The press have not reported that favourably on the MKZ, though comparing it with the E Class Mercedes, as at least one source seem to be doing when it put the MKZ in 16th out of 16 cars in the segment and the E Class at the top suggests that their view of the segment and mine are not quite the same. If you want a car of this size and luxury appointments in America, the only real choice is the Lexus IS300h, unless you (and let’s be honest not that many Americans would!) consider diesel. I’ve not driven the latest Lexus, but I did sample its predecessor and was somewhat underwhelmed, also my conclusion on testing the GS450h earlier this year, so the MKZ Hybrid could be a (very small) class leader for now. The Hybrid worked well and it did endow the car with excellent economy, so is well worth considering. Take that away and the rest of the MKZ package was fairly convincing, too. Whether I will get to sample one of those – from Hertz or elsewhere – remains unclear, but having at least got behind the wheel of this one, I would say that Lincoln has come a long way from the soggy old Town Car and even the rather uninspiring MKS, and so can look to the future with more confidence.

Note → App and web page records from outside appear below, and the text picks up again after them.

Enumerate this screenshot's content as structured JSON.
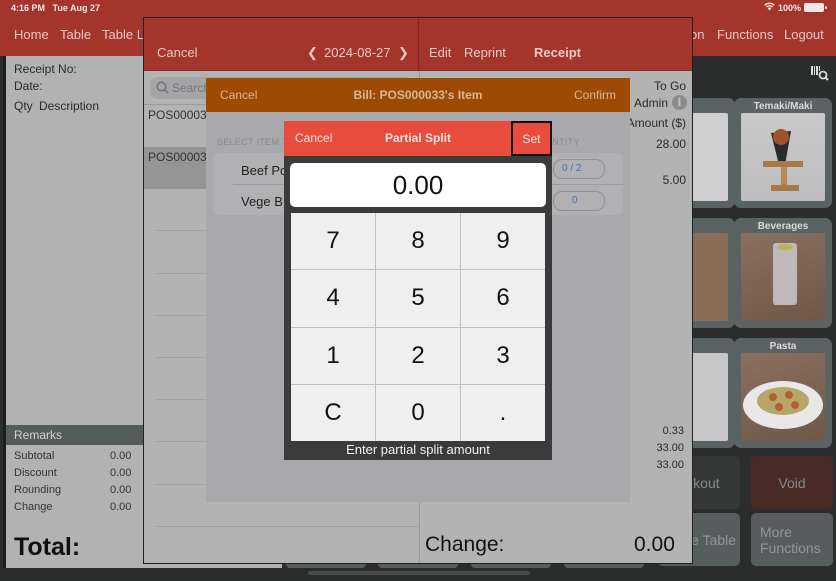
{
  "status_bar": {
    "time": "4:16 PM",
    "date": "Tue Aug 27",
    "battery": "100%"
  },
  "top_nav": {
    "left_items": [
      "Home",
      "Table",
      "Table La"
    ],
    "right_items": [
      "on",
      "Functions",
      "Logout"
    ]
  },
  "receipt_panel": {
    "receipt_no_label": "Receipt No:",
    "date_label": "Date:",
    "qty_label": "Qty",
    "description_label": "Description",
    "remarks_label": "Remarks",
    "summary": [
      {
        "label": "Subtotal",
        "value": "0.00"
      },
      {
        "label": "Discount",
        "value": "0.00"
      },
      {
        "label": "Rounding",
        "value": "0.00"
      },
      {
        "label": "Change",
        "value": "0.00"
      }
    ],
    "total_label": "Total:"
  },
  "categories": [
    {
      "title": "Temaki/Maki"
    },
    {
      "title": "Beverages"
    },
    {
      "title": "Pasta"
    }
  ],
  "actions": {
    "checkout_label": "eckout",
    "void_label": "Void",
    "table_label": "e Table",
    "more_functions_label": "More Functions"
  },
  "bill_sheet": {
    "cancel_label": "Cancel",
    "date": "2024-08-27",
    "edit_label": "Edit",
    "reprint_label": "Reprint",
    "receipt_label": "Receipt",
    "search_placeholder": "Search",
    "bills": [
      "POS00003",
      "POS00003"
    ],
    "detail": {
      "order_type": "To Go",
      "staff": "Admin",
      "amount_header": "Amount ($)",
      "amounts": [
        "28.00",
        "5.00"
      ],
      "totals": [
        "0.33",
        "33.00",
        "33.00"
      ],
      "change_label": "Change:",
      "change_value": "0.00"
    }
  },
  "item_sheet": {
    "cancel_label": "Cancel",
    "title": "Bill: POS000033's Item",
    "confirm_label": "Confirm",
    "select_label": "SELECT ITEM T",
    "quantity_label": "ANTITY",
    "items": [
      {
        "name": "Beef Po",
        "qty": "0 / 2"
      },
      {
        "name": "Vege B",
        "qty": "0"
      }
    ]
  },
  "keypad": {
    "cancel_label": "Cancel",
    "title": "Partial Split",
    "set_label": "Set",
    "display_value": "0.00",
    "keys": [
      "7",
      "8",
      "9",
      "4",
      "5",
      "6",
      "1",
      "2",
      "3",
      "C",
      "0",
      "."
    ],
    "hint": "Enter partial split amount"
  }
}
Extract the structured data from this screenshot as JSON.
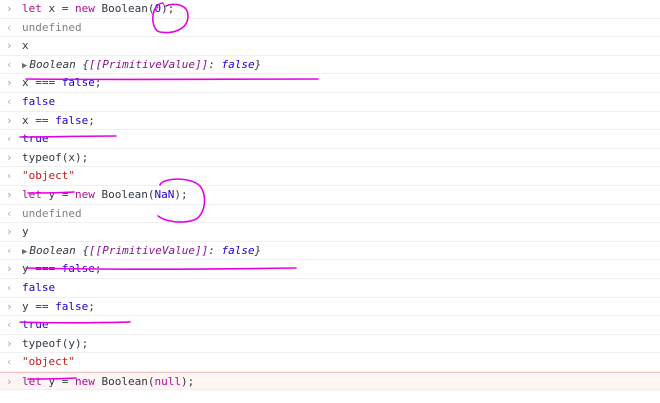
{
  "console": {
    "entries": [
      {
        "kind": "in",
        "parts": [
          [
            "kw",
            "let"
          ],
          [
            "t",
            " x = "
          ],
          [
            "kw",
            "new"
          ],
          [
            "t",
            " Boolean("
          ],
          [
            "num",
            "0"
          ],
          [
            "t",
            ");"
          ]
        ]
      },
      {
        "kind": "out",
        "parts": [
          [
            "undef",
            "undefined"
          ]
        ]
      },
      {
        "kind": "in",
        "parts": [
          [
            "t",
            "x"
          ]
        ]
      },
      {
        "kind": "obj",
        "parts": [
          [
            "obj",
            "Boolean {"
          ],
          [
            "pv",
            "[[PrimitiveValue]]"
          ],
          [
            "t",
            ": "
          ],
          [
            "pvv",
            "false"
          ],
          [
            "obj",
            "}"
          ]
        ]
      },
      {
        "kind": "in",
        "parts": [
          [
            "t",
            "x === "
          ],
          [
            "bool",
            "false"
          ],
          [
            "t",
            ";"
          ]
        ]
      },
      {
        "kind": "out",
        "parts": [
          [
            "bool",
            "false"
          ]
        ]
      },
      {
        "kind": "in",
        "parts": [
          [
            "t",
            "x == "
          ],
          [
            "bool",
            "false"
          ],
          [
            "t",
            ";"
          ]
        ]
      },
      {
        "kind": "out",
        "parts": [
          [
            "bool",
            "true"
          ]
        ]
      },
      {
        "kind": "in",
        "parts": [
          [
            "t",
            "typeof(x);"
          ]
        ]
      },
      {
        "kind": "out",
        "parts": [
          [
            "str",
            "\"object\""
          ]
        ]
      },
      {
        "kind": "in",
        "parts": [
          [
            "kw",
            "let"
          ],
          [
            "t",
            " y = "
          ],
          [
            "kw",
            "new"
          ],
          [
            "t",
            " Boolean("
          ],
          [
            "num",
            "NaN"
          ],
          [
            "t",
            ");"
          ]
        ]
      },
      {
        "kind": "out",
        "parts": [
          [
            "undef",
            "undefined"
          ]
        ]
      },
      {
        "kind": "in",
        "parts": [
          [
            "t",
            "y"
          ]
        ]
      },
      {
        "kind": "obj",
        "parts": [
          [
            "obj",
            "Boolean {"
          ],
          [
            "pv",
            "[[PrimitiveValue]]"
          ],
          [
            "t",
            ": "
          ],
          [
            "pvv",
            "false"
          ],
          [
            "obj",
            "}"
          ]
        ]
      },
      {
        "kind": "in",
        "parts": [
          [
            "t",
            "y === "
          ],
          [
            "bool",
            "false"
          ],
          [
            "t",
            ";"
          ]
        ]
      },
      {
        "kind": "out",
        "parts": [
          [
            "bool",
            "false"
          ]
        ]
      },
      {
        "kind": "in",
        "parts": [
          [
            "t",
            "y == "
          ],
          [
            "bool",
            "false"
          ],
          [
            "t",
            ";"
          ]
        ]
      },
      {
        "kind": "out",
        "parts": [
          [
            "bool",
            "true"
          ]
        ]
      },
      {
        "kind": "in",
        "parts": [
          [
            "t",
            "typeof(y);"
          ]
        ]
      },
      {
        "kind": "out",
        "parts": [
          [
            "str",
            "\"object\""
          ]
        ]
      },
      {
        "kind": "in",
        "parts": [
          [
            "kw",
            "let"
          ],
          [
            "t",
            " y = "
          ],
          [
            "kw",
            "new"
          ],
          [
            "t",
            " Boolean("
          ],
          [
            "kw",
            "null"
          ],
          [
            "t",
            ");"
          ]
        ]
      }
    ]
  },
  "glyphs": {
    "in": "›",
    "out": "‹",
    "expand": "▶"
  },
  "colors": {
    "annotation": "#e600e6",
    "keyword": "#aa0d91",
    "number": "#1c00cf",
    "string": "#c41a16"
  }
}
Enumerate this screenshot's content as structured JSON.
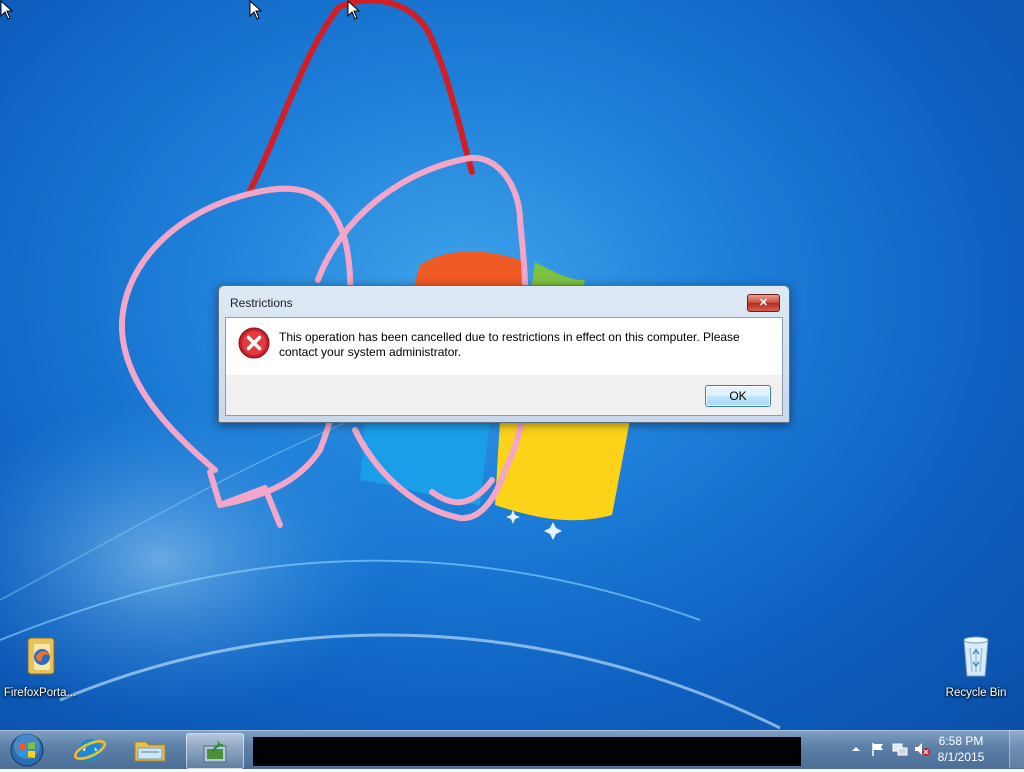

It won’t be scaring the German brands and nor will it be likely to appear in Europe any time soon, I would imagine, but for those who want an all American mid-sized luxury car it has to be a real contender and quite the rival to the Cadillac ATS, another car which has eluded me for years.